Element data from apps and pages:

▼

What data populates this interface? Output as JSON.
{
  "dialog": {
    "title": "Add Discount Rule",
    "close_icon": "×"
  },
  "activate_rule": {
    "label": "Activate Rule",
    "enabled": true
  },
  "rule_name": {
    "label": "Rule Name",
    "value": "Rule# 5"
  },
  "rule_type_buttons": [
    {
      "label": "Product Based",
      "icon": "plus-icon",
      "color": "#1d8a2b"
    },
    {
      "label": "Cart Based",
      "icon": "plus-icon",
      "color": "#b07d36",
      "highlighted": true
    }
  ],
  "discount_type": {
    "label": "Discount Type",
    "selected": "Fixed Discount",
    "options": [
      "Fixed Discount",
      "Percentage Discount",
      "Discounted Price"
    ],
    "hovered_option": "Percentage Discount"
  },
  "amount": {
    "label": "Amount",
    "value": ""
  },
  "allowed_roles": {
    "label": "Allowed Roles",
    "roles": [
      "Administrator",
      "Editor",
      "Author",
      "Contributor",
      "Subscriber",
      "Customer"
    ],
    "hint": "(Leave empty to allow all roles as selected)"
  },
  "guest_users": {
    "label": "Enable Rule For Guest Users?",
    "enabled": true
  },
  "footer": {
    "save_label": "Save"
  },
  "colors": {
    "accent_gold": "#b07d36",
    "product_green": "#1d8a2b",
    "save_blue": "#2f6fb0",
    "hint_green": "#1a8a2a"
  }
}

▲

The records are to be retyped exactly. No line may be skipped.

### OUTPUT OF THE EXERCISE
What data populates this interface? Output as JSON.
{
  "dialog": {
    "title": "Add Discount Rule",
    "close_icon": "×"
  },
  "activate_rule": {
    "label": "Activate Rule",
    "enabled": true
  },
  "rule_name": {
    "label": "Rule Name",
    "value": "Rule# 5"
  },
  "rule_type_buttons": [
    {
      "label": "Product Based",
      "icon": "plus-icon",
      "color": "#1d8a2b"
    },
    {
      "label": "Cart Based",
      "icon": "plus-icon",
      "color": "#b07d36",
      "highlighted": true
    }
  ],
  "discount_type": {
    "label": "Discount Type",
    "selected": "Fixed Discount",
    "options": [
      "Fixed Discount",
      "Percentage Discount",
      "Discounted Price"
    ],
    "hovered_option": "Percentage Discount"
  },
  "amount": {
    "label": "Amount",
    "value": ""
  },
  "allowed_roles": {
    "label": "Allowed Roles",
    "roles": [
      "Administrator",
      "Editor",
      "Author",
      "Contributor",
      "Subscriber",
      "Customer"
    ],
    "hint": "(Leave empty to allow all roles as selected)"
  },
  "guest_users": {
    "label": "Enable Rule For Guest Users?",
    "enabled": true
  },
  "footer": {
    "save_label": "Save"
  },
  "colors": {
    "accent_gold": "#b07d36",
    "product_green": "#1d8a2b",
    "save_blue": "#2f6fb0",
    "hint_green": "#1a8a2a"
  }
}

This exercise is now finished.